" 'I did some playing along the way using borrowed horns, mostly tenors, and I remember playing in a cowboy band in a roadhouse outside Albuquerque for a while,' he said. 'I was lucky because I knew a guy who was teaching at the university there, and he helped me keep body and soul together.'
"Upon arrival in Los Angeles, Gail Madden introduced Mulligan to her former boyfriend, the arranger Bob Graettinger. Graettinger was in the process of recording City of Glass, his most famous composition, with Stan Kenton’s orchestra. Mulligan evidently impressed Kenton, and was invited to write for the band."
But we're getting ahead of the story. Mulligan Plays Mulligan featured Jerry Lloyd and Nick Travis (tp), Ollie Wilson (v-tb), Allen Eager (ts), Gerry Mulligan and Max McElroy (bar), George Wallington (p), Phil Leshin (b), Walter Bolden (d) and Gail Madden (maracas).

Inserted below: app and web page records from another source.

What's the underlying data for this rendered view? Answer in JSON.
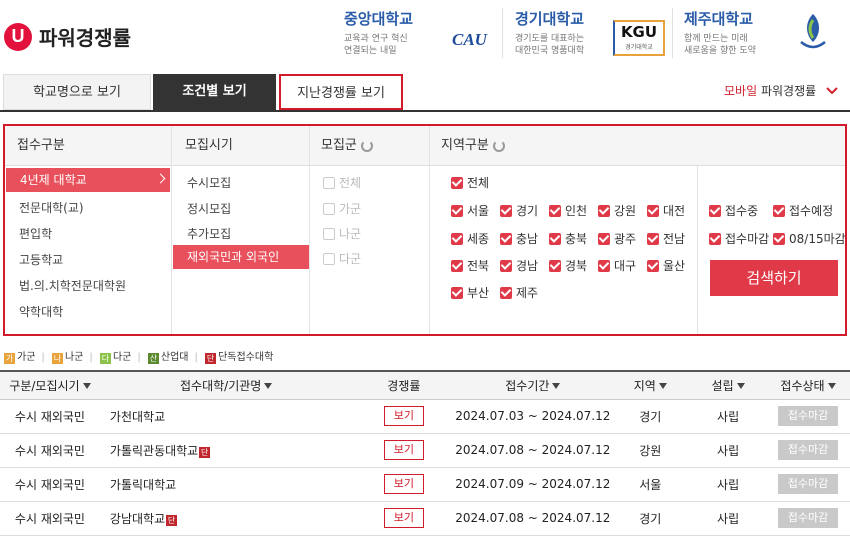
{
  "header": {
    "logo_letter": "U",
    "title": "파워경쟁률",
    "ads": [
      {
        "name": "중앙대학교",
        "desc1": "교육과 연구 혁신",
        "desc2": "연결되는 내일",
        "mark": "CAU"
      },
      {
        "name": "경기대학교",
        "desc1": "경기도를 대표하는",
        "desc2": "대한민국 명품대학",
        "mark": "KGU",
        "mark_sub": "경기대학교"
      },
      {
        "name": "제주대학교",
        "desc1": "함께 만드는 미래",
        "desc2": "새로움을 향한 도약"
      }
    ]
  },
  "tabs": {
    "by_school": "학교명으로 보기",
    "by_condition": "조건별 보기",
    "past": "지난경쟁률 보기",
    "mobile_prefix": "모바일",
    "mobile_suffix": "파워경쟁률"
  },
  "filters": {
    "headers": {
      "type": "접수구분",
      "period": "모집시기",
      "group": "모집군",
      "region": "지역구분"
    },
    "types": [
      "4년제 대학교",
      "전문대학(교)",
      "편입학",
      "고등학교",
      "법.의.치학전문대학원",
      "약학대학"
    ],
    "periods": [
      "수시모집",
      "정시모집",
      "추가모집",
      "재외국민과 외국인"
    ],
    "groups": [
      "전체",
      "가군",
      "나군",
      "다군"
    ],
    "regions_all": "전체",
    "regions": [
      "서울",
      "경기",
      "인천",
      "강원",
      "대전",
      "세종",
      "충남",
      "충북",
      "광주",
      "전남",
      "전북",
      "경남",
      "경북",
      "대구",
      "울산",
      "부산",
      "제주"
    ],
    "statuses": [
      "접수중",
      "접수예정",
      "접수마감",
      "08/15마감"
    ],
    "search": "검색하기"
  },
  "legend": [
    {
      "mark": "가",
      "label": "가군",
      "color": "#e8a33a"
    },
    {
      "mark": "나",
      "label": "나군",
      "color": "#e8a33a"
    },
    {
      "mark": "다",
      "label": "다군",
      "color": "#8bc34a"
    },
    {
      "mark": "산",
      "label": "산업대",
      "color": "#5b8a2e"
    },
    {
      "mark": "단",
      "label": "단독접수대학",
      "color": "#c0272d"
    }
  ],
  "table": {
    "headers": [
      "구분/모집시기",
      "접수대학/기관명",
      "경쟁률",
      "접수기간",
      "지역",
      "설립",
      "접수상태"
    ],
    "rows": [
      {
        "type": "수시 재외국민",
        "uni": "가천대학교",
        "tag": "",
        "btn": "보기",
        "period": "2024.07.03 ~ 2024.07.12",
        "region": "경기",
        "found": "사립",
        "status": "접수마감"
      },
      {
        "type": "수시 재외국민",
        "uni": "가톨릭관동대학교",
        "tag": "단",
        "btn": "보기",
        "period": "2024.07.08 ~ 2024.07.12",
        "region": "강원",
        "found": "사립",
        "status": "접수마감"
      },
      {
        "type": "수시 재외국민",
        "uni": "가톨릭대학교",
        "tag": "",
        "btn": "보기",
        "period": "2024.07.09 ~ 2024.07.12",
        "region": "서울",
        "found": "사립",
        "status": "접수마감"
      },
      {
        "type": "수시 재외국민",
        "uni": "강남대학교",
        "tag": "단",
        "btn": "보기",
        "period": "2024.07.08 ~ 2024.07.12",
        "region": "경기",
        "found": "사립",
        "status": "접수마감"
      }
    ]
  }
}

Tracks are all rip-roaring swingers with a bebop heart and contrapuntal finish. On Mullenium, for example, Mulligan arranged for just the two baritones and tenor plus the rhythm section, ostensibly to distinguish the result from his chart of Mullenium for Elliot Lawrence's big band.

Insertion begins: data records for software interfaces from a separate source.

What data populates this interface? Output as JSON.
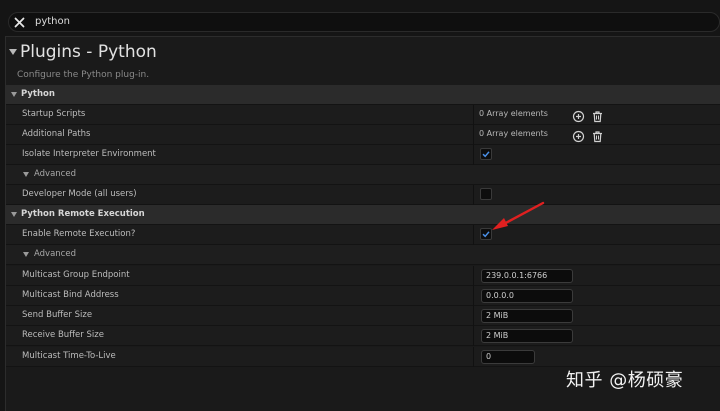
{
  "search": {
    "query": "python"
  },
  "header": {
    "title": "Plugins - Python",
    "description": "Configure the Python plug-in."
  },
  "categories": {
    "python": {
      "label": "Python"
    },
    "remote": {
      "label": "Python Remote Execution"
    }
  },
  "rows": {
    "startup_scripts": {
      "label": "Startup Scripts",
      "value": "0 Array elements"
    },
    "additional_paths": {
      "label": "Additional Paths",
      "value": "0 Array elements"
    },
    "isolate_env": {
      "label": "Isolate Interpreter Environment",
      "checked": true
    },
    "advanced_1": {
      "label": "Advanced"
    },
    "developer_mode": {
      "label": "Developer Mode (all users)",
      "checked": false
    },
    "enable_remote": {
      "label": "Enable Remote Execution?",
      "checked": true
    },
    "advanced_2": {
      "label": "Advanced"
    },
    "multicast_endpoint": {
      "label": "Multicast Group Endpoint",
      "value": "239.0.0.1:6766"
    },
    "multicast_bind": {
      "label": "Multicast Bind Address",
      "value": "0.0.0.0"
    },
    "send_buffer": {
      "label": "Send Buffer Size",
      "value": "2 MiB"
    },
    "receive_buffer": {
      "label": "Receive Buffer Size",
      "value": "2 MiB"
    },
    "ttl": {
      "label": "Multicast Time-To-Live",
      "value": "0"
    }
  },
  "watermark": {
    "text": "知乎 @杨硕豪"
  },
  "colors": {
    "accent_check": "#3d7fd6",
    "annotation": "#e02020"
  }
}
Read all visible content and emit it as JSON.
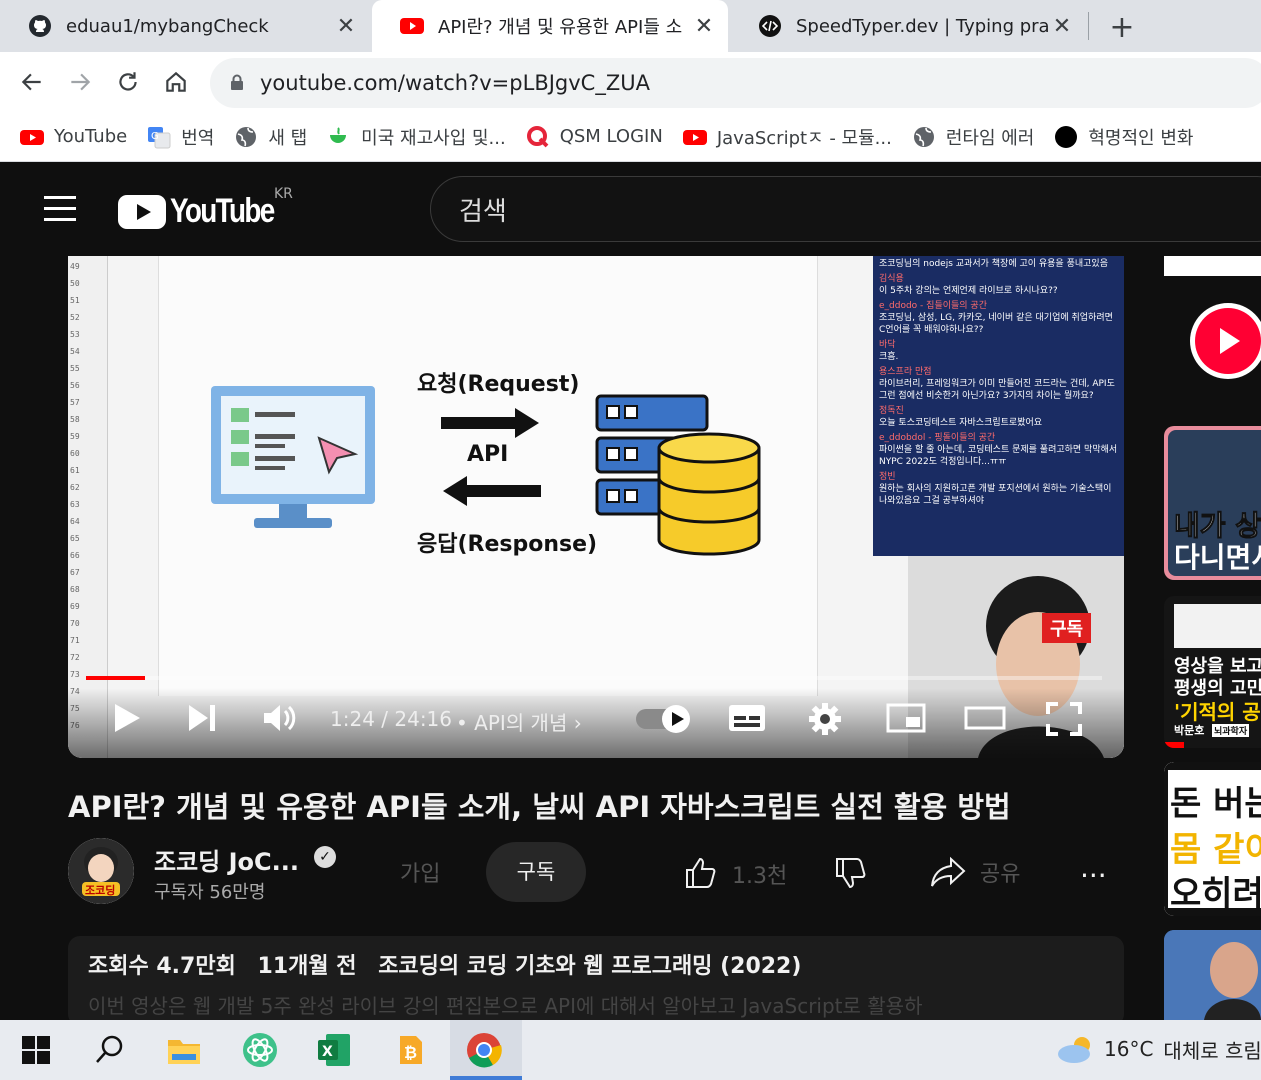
{
  "tabs": [
    {
      "label": "eduau1/mybangCheck",
      "icon": "github-icon"
    },
    {
      "label": "API란? 개념 및 유용한 API들 소",
      "icon": "youtube-icon"
    },
    {
      "label": "SpeedTyper.dev | Typing practic",
      "icon": "code-icon"
    }
  ],
  "address": {
    "url": "youtube.com/watch?v=pLBJgvC_ZUA"
  },
  "bookmarks": [
    {
      "label": "YouTube",
      "icon": "youtube-icon"
    },
    {
      "label": "번역",
      "icon": "translate-icon"
    },
    {
      "label": "새 탭",
      "icon": "globe-icon"
    },
    {
      "label": "미국 재고사입 및...",
      "icon": "cup-icon"
    },
    {
      "label": "QSM LOGIN",
      "icon": "q-icon"
    },
    {
      "label": "JavaScriptㅈ - 모듈...",
      "icon": "youtube-icon"
    },
    {
      "label": "런타임 에러",
      "icon": "globe-icon"
    },
    {
      "label": "혁명적인 변화",
      "icon": "circle-icon"
    }
  ],
  "youtube": {
    "logo_text": "YouTube",
    "country": "KR",
    "search_placeholder": "검색"
  },
  "video": {
    "slide": {
      "request": "요청(Request)",
      "api": "API",
      "response": "응답(Response)"
    },
    "line_numbers": [
      "49",
      "50",
      "51",
      "52",
      "53",
      "54",
      "55",
      "56",
      "57",
      "58",
      "59",
      "60",
      "61",
      "62",
      "63",
      "64",
      "65",
      "66",
      "67",
      "68",
      "69",
      "70",
      "71",
      "72",
      "73",
      "74",
      "75",
      "76"
    ],
    "chat": [
      {
        "who": "",
        "text": "조코딩님의 nodejs 교과서가 책장에 고이 유용을 풍내고있음"
      },
      {
        "who": "김식용",
        "text": "이 5주차 강의는 언제언제 라이브로 하시나요??"
      },
      {
        "who": "e_ddodo - 집들이들의 공간",
        "text": "조코딩님, 삼성, LG, 카카오, 네이버 같은 대기업에 취업하려면 C언어를 꼭 배워야하나요??"
      },
      {
        "who": "바닥",
        "text": "크흠."
      },
      {
        "who": "용스프라 만점",
        "text": "라이브러리, 프레임워크가 이미 만들어진 코드라는 건데, API도 그런 점에선 비슷한거 아닌가요? 3가지의 차이는 뭘까요?"
      },
      {
        "who": "정독진",
        "text": "오늘 토스코딩테스트 자바스크립트로봤어요"
      },
      {
        "who": "e_ddobdol - 핑돌이들의 공간",
        "text": "파이썬을 할 줄 아는데, 코딩테스트 문제를 풀려고하면 막막해서 NYPC 2022도 걱정입니다...ㅠㅠ"
      },
      {
        "who": "정빈",
        "text": "원하는 회사의 지원하고픈 개발 포지션에서 원하는 기술스택이 나와있음요 그걸 공부하셔야"
      }
    ],
    "subscribe_tag": "구독",
    "progress_fraction": 0.058,
    "time": "1:24 / 24:16",
    "chapter": "• API의 개념 ›"
  },
  "title": "API란? 개념 및 유용한 API들 소개, 날씨 API 자바스크립트 실전 활용 방법",
  "channel": {
    "name": "조코딩 JoC...",
    "subscribers": "구독자 56만명",
    "avatar_text": "조코딩"
  },
  "actions": {
    "join": "가입",
    "subscribe": "구독",
    "likes": "1.3천",
    "share": "공유",
    "more": "..."
  },
  "description": {
    "views": "조회수 4.7만회",
    "age": "11개월 전",
    "playlist": "조코딩의 코딩 기초와 웹 프로그래밍 (2022)",
    "body": "이번 영상은 웹 개발 5주 완성 라이브 강의 편집본으로 API에 대해서 알아보고 JavaScript로 활용하"
  },
  "rail": {
    "thumb2_line1": "내가 상",
    "thumb2_line2": "다니면서",
    "thumb3_line1": "영상을 보고",
    "thumb3_line2": "평생의 고민이",
    "thumb3_line3": "'기적의 공",
    "thumb3_tag": "박문호",
    "thumb3_tag2": "뇌과학자",
    "thumb4_line1": "돈 버는",
    "thumb4_line2": "몸 같이",
    "thumb4_line3": "오히려"
  },
  "taskbar": {
    "weather_temp": "16°C",
    "weather_text": "대체로 흐림"
  },
  "colors": {
    "youtube_red": "#ff0000",
    "bg": "#0f0f0f"
  }
}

On the Mulligan recording of Mullenium, the two baritones are hard-charging, but they swing in and out of each other's lines, with Eager's tenor sailing in for an unbroken solo and Wallington adding keyboard drama. On Funhouse, Mulligan and McElroy open the minor-key tune without accompaniment. The intro features a fugue-like duel that was pretty much new to jazz at the time. Instead of heat, there was cool collaboration with understated cockiness. Oddly, Madden's light maracas offer a quaint, beat touch that works throughout the album like an eternal high hat.
Each track on this Prestige release represents a bridge Mulligan was building between the cool jazz of the late 1940s and the pianoless concept he had been developing at the Red Door rehearsal space in New York in 1950. Remarkably, all seven tracks were cut in one session, and they would become the basis for Mulligan's small-group concept when he arrived in Los Angeles the following year.
I suspect we have Gail Madden to thank in part for encouraging the pianoless concept in New York as well as the California journey. Another one of jazz's silent actors.
JazzWax tracks: Mulligan Plays Mulligan is available as a download at iTunes or here.